Iraqi nonviolence

Since 2005 a network of organisations and individuals belonging to different ethnic, ideological and religious groups has been established in the common cause of seeking a nonviolent resolution to the continued fighting in Iraq.

Satisfying the desperate needs of the people is an immediate priority, but the long-term objective is to increase awareness of nonviolent strategies through education, training and support networks.

A third "Iraqi week for nonviolence" is planned for 2008. "Salaam is not just a greeting - it is the goal," says Sami A. Rasouli, director of the Muslim Peacemaker Team in Najaf.

BANg action academy

After a successful fun and exciting summer camp/project involving over 20 young Europeans from Ban All Nukes generation (BANg)and 20 Japanese students from NGO Peace Boat, the global youth network for nuclear disarmament is expanding!

BANg held a protest, jointly with the Peace Boat students, calling for a nuclear-free Europe in a nuclear free-world, safe for all.

Following this, some of the Europeans joined Peace Boat in a journey across the Atlantic to New York, where we taught and talked with the Japanese students more about nuclear issues, and learned from Michi San, the Hibakusha who was also on board.

The trip ended in a visit to the Office of Disarmament Affairs where we handed in a statement written by a multinational team, and a peace festival in New York on Nagasaki day.

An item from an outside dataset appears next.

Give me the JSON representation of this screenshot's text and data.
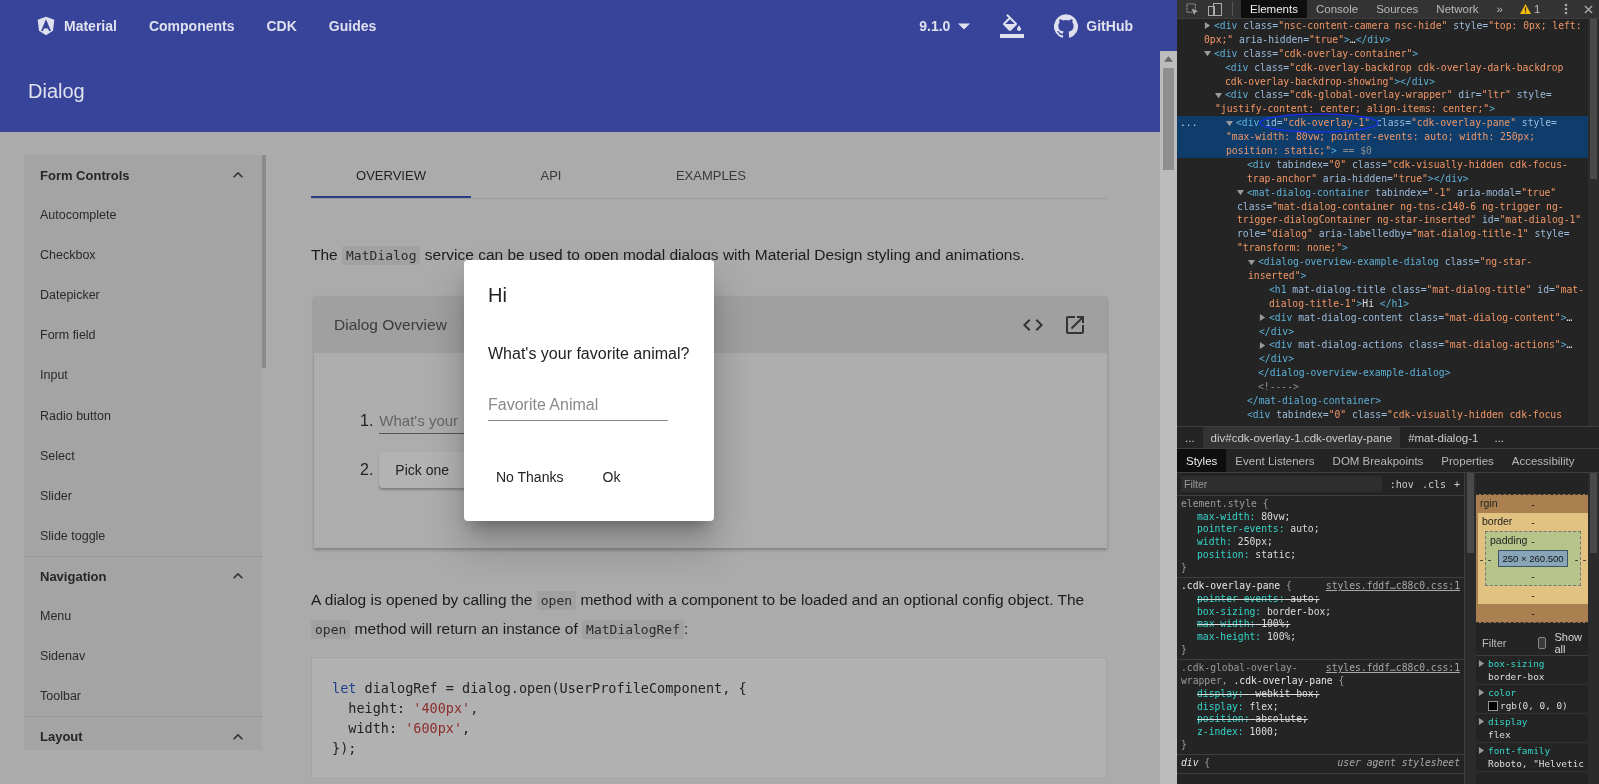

The Japanese students were so moved and motivated by our talks of anti-nuclear activism and the need for change they held their own protest on October 1st at the British Embassy in Tokyo in solidarity with the F365 Big Blockade.